[Items from a dataset]
<<<<
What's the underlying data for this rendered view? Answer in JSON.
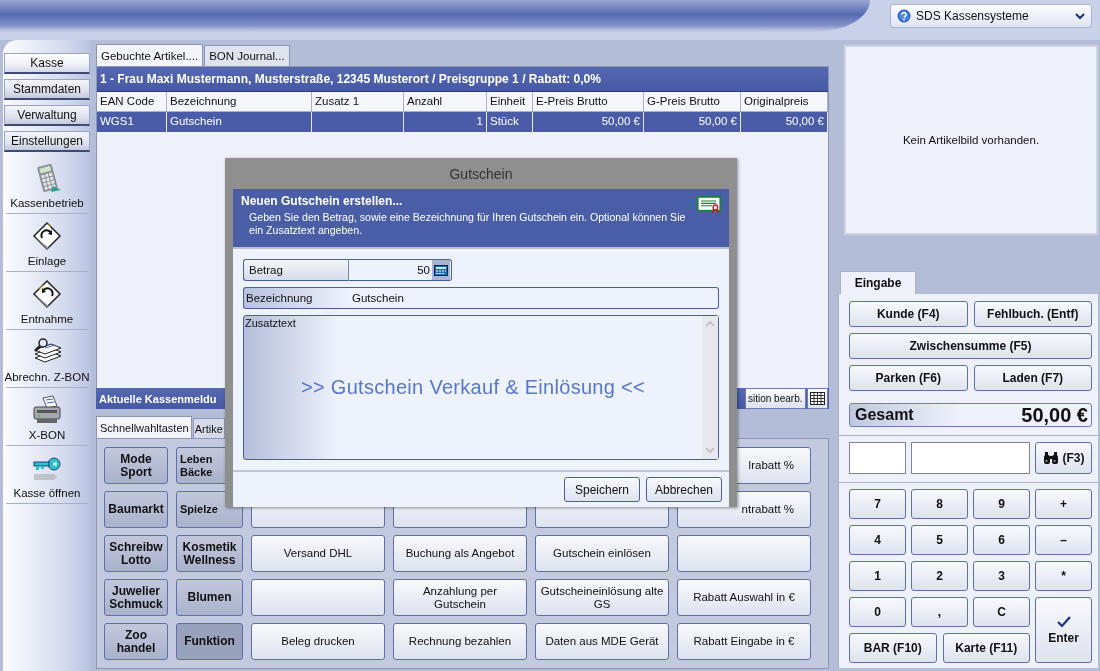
{
  "top_bar": {
    "company_menu": "SDS Kassensysteme"
  },
  "sidebar": {
    "sections": [
      {
        "label": "Kasse",
        "selected": true
      },
      {
        "label": "Stammdaten",
        "selected": false
      },
      {
        "label": "Verwaltung",
        "selected": false
      },
      {
        "label": "Einstellungen",
        "selected": false
      }
    ],
    "actions": [
      {
        "label": "Kassenbetrieb"
      },
      {
        "label": "Einlage"
      },
      {
        "label": "Entnahme"
      },
      {
        "label": "Abrechn. Z-BON"
      },
      {
        "label": "X-BON"
      },
      {
        "label": "Kasse öffnen"
      }
    ]
  },
  "article_tabs": [
    {
      "label": "Gebuchte Artikel....",
      "selected": true
    },
    {
      "label": "BON Journal...",
      "selected": false
    }
  ],
  "customer_bar": "1 - Frau Maxi Mustermann, Musterstraße, 12345 Musterort / Preisgruppe 1 / Rabatt: 0,0%",
  "table": {
    "columns": [
      "EAN Code",
      "Bezeichnung",
      "Zusatz 1",
      "Anzahl",
      "Einheit",
      "E-Preis Brutto",
      "G-Preis Brutto",
      "Originalpreis"
    ],
    "rows": [
      {
        "cells": [
          "WGS1",
          "Gutschein",
          null,
          "1",
          "Stück",
          "50,00 €",
          "50,00 €",
          "50,00 €"
        ],
        "selected": true
      }
    ]
  },
  "message_bar": {
    "title": "Aktuelle Kassenmeldu",
    "button": "sition bearb."
  },
  "quick_tabs": [
    {
      "label": "Schnellwahltasten",
      "selected": true
    },
    {
      "label": "Artike",
      "selected": false
    }
  ],
  "quick_keys": [
    [
      {
        "kind": "category",
        "label": "Mode\nSport",
        "selected": false
      },
      {
        "kind": "category",
        "label": "Leben\nBäcke",
        "selected": false
      },
      {
        "kind": "covered"
      },
      {
        "kind": "covered"
      },
      {
        "kind": "covered"
      },
      {
        "kind": "function",
        "label": "lrabatt %"
      }
    ],
    [
      {
        "kind": "category",
        "label": "Baumarkt",
        "selected": false
      },
      {
        "kind": "category",
        "label": "Spielze",
        "selected": false
      },
      {
        "kind": "function"
      },
      {
        "kind": "function"
      },
      {
        "kind": "function"
      },
      {
        "kind": "function",
        "label": "ntrabatt %"
      }
    ],
    [
      {
        "kind": "category",
        "label": "Schreibw\nLotto",
        "selected": false
      },
      {
        "kind": "category",
        "label": "Kosmetik\nWellness",
        "selected": false
      },
      {
        "kind": "function",
        "label": "Versand DHL"
      },
      {
        "kind": "function",
        "label": "Buchung als Angebot"
      },
      {
        "kind": "function",
        "label": "Gutschein einlösen"
      },
      {
        "kind": "function"
      }
    ],
    [
      {
        "kind": "category",
        "label": "Juwelier\nSchmuck",
        "selected": false
      },
      {
        "kind": "category",
        "label": "Blumen",
        "selected": false
      },
      {
        "kind": "function"
      },
      {
        "kind": "function",
        "label": "Anzahlung per Gutschein"
      },
      {
        "kind": "function",
        "label": "Gutscheineinlösung alte GS"
      },
      {
        "kind": "function",
        "label": "Rabatt Auswahl in €"
      }
    ],
    [
      {
        "kind": "category",
        "label": "Zoo\nhandel",
        "selected": false
      },
      {
        "kind": "category",
        "label": "Funktion",
        "selected": true
      },
      {
        "kind": "function",
        "label": "Beleg drucken"
      },
      {
        "kind": "function",
        "label": "Rechnung bezahlen"
      },
      {
        "kind": "function",
        "label": "Daten aus MDE Gerät"
      },
      {
        "kind": "function",
        "label": "Rabatt Eingabe in €"
      }
    ]
  ],
  "product_image": {
    "message": "Kein Artikelbild vorhanden."
  },
  "input_tab": {
    "label": "Eingabe"
  },
  "action_buttons": [
    {
      "label": "Kunde (F4)",
      "kind": "half"
    },
    {
      "label": "Fehlbuch. (Entf)",
      "kind": "half"
    },
    {
      "label": "Zwischensumme (F5)",
      "kind": "wide"
    },
    {
      "label": "Parken (F6)",
      "kind": "half"
    },
    {
      "label": "Laden (F7)",
      "kind": "half"
    }
  ],
  "total": {
    "label": "Gesamt",
    "value": "50,00 €"
  },
  "search_button": "(F3)",
  "keypad": [
    {
      "label": "7",
      "kind": "key"
    },
    {
      "label": "8",
      "kind": "key"
    },
    {
      "label": "9",
      "kind": "key"
    },
    {
      "label": "+",
      "kind": "key"
    },
    {
      "label": "4",
      "kind": "key"
    },
    {
      "label": "5",
      "kind": "key"
    },
    {
      "label": "6",
      "kind": "key"
    },
    {
      "label": "–",
      "kind": "key"
    },
    {
      "label": "1",
      "kind": "key"
    },
    {
      "label": "2",
      "kind": "key"
    },
    {
      "label": "3",
      "kind": "key"
    },
    {
      "label": "*",
      "kind": "key"
    },
    {
      "label": "0",
      "kind": "key"
    },
    {
      "label": ",",
      "kind": "key"
    },
    {
      "label": "C",
      "kind": "key"
    },
    {
      "label": "Enter",
      "kind": "enter"
    },
    {
      "label": "BAR (F10)",
      "kind": "payment"
    },
    {
      "label": "Karte (F11)",
      "kind": "payment"
    }
  ],
  "dialog": {
    "title": "Gutschein",
    "heading": "Neuen Gutschein erstellen...",
    "description": "Geben Sie den Betrag, sowie eine Bezeichnung für Ihren Gutschein ein. Optional können Sie ein Zusatztext angeben.",
    "amount": {
      "label": "Betrag",
      "value": "50"
    },
    "name": {
      "label": "Bezeichnung",
      "value": "Gutschein"
    },
    "note": {
      "label": "Zusatztext",
      "placeholder": ">> Gutschein Verkauf & Einlösung <<"
    },
    "buttons": [
      "Speichern",
      "Abbrechen"
    ]
  }
}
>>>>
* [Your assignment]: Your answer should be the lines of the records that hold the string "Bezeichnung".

* [Written answer]:
      "Bezeichnung",
    "description": "Geben Sie den Betrag, sowie eine Bezeichnung für Ihren Gutschein ein. Optional können Sie ein Zusatztext angeben.",
      "label": "Bezeichnung",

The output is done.